Equality still a long way from reality
FIRST Minister Nicola Sturgeon has often said she wishes her political success to act as an inspiration to girls and young women. We hope it does; Ms Sturgeon stands as a shining example to more than half the population that one can achieve one's ambitions, regardless of gender.
But the careers of the First Minister and other high profile women cannot conceal the reality that true equality in the workplace has not yet been achieved. New research shows that the pay gap between male and female managers in Scotland is 21.5 per cent, an average of almost £8,000-a-year. We may talk of glass ceilings being smashed but, time and again, women are less valued than men by employers.
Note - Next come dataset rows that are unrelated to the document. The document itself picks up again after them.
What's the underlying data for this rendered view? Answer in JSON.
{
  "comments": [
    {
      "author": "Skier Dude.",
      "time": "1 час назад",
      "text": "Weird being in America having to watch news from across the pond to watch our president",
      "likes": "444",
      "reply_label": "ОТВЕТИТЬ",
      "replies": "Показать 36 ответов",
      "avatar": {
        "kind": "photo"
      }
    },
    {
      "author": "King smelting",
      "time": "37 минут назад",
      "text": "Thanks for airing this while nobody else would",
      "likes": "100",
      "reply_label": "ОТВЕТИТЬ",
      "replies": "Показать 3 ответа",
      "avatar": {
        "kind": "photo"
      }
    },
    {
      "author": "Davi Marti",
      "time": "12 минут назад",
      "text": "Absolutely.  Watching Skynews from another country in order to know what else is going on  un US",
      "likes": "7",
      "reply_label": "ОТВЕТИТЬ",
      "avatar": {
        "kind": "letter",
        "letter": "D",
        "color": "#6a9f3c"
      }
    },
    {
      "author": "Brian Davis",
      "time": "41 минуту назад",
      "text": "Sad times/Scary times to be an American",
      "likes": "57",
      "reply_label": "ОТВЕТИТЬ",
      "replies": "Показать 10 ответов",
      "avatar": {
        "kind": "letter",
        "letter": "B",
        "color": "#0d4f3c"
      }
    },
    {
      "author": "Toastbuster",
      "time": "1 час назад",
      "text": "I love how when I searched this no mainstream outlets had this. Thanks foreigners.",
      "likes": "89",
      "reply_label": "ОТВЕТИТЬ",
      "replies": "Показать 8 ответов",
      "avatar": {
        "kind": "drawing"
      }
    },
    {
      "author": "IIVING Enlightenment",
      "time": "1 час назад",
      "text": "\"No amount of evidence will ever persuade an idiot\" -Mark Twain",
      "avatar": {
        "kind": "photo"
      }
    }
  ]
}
There are a number of reasons that this state of affairs was able to develop. Historically - in the days when gender inequality was par for the course - jobs that were seen as “women’s work” were less valued than those more often associated with men. And to this day, sectors that attract a high proportion of female staff - primary education, for example, or nursing - offer salaries that many believe inadequate. And if a woman succeeds into breaking into what might be seen as the professional “man’s world”, she would be wrong to expect to be offered the same salary as a male counterpart.
Any number of tribunal cases have confirmed that many private companies are perfectly comfortable - as long as the facts remain secret - paying women less than they pay men. Glasgow City Council - facing a £500million bill after losing a legal battle for female workers to be compensated for years of lower wages - is just one organisation learning that discriminating against women can be a, rightly, costly business.
It shouldn’t need to be said in 2017 that women are men’s equals and should be treated as such but the depressing truth is that, as this latest pay survey shows, it’s a truth that very much bears reassertion.
Clearly, action is required to bring about gender-equality in the workplace. But while legislation can take care (in theory) of black and white issues such as pay, it cannot change a business culture that often seems to run on testosterone.
Energy provider SSE may have something to teach others here. It has published a report on inclusion and diversity and outlined a series of commitments, aimed at creating gender balance. Employers across Scotland should consider following suit.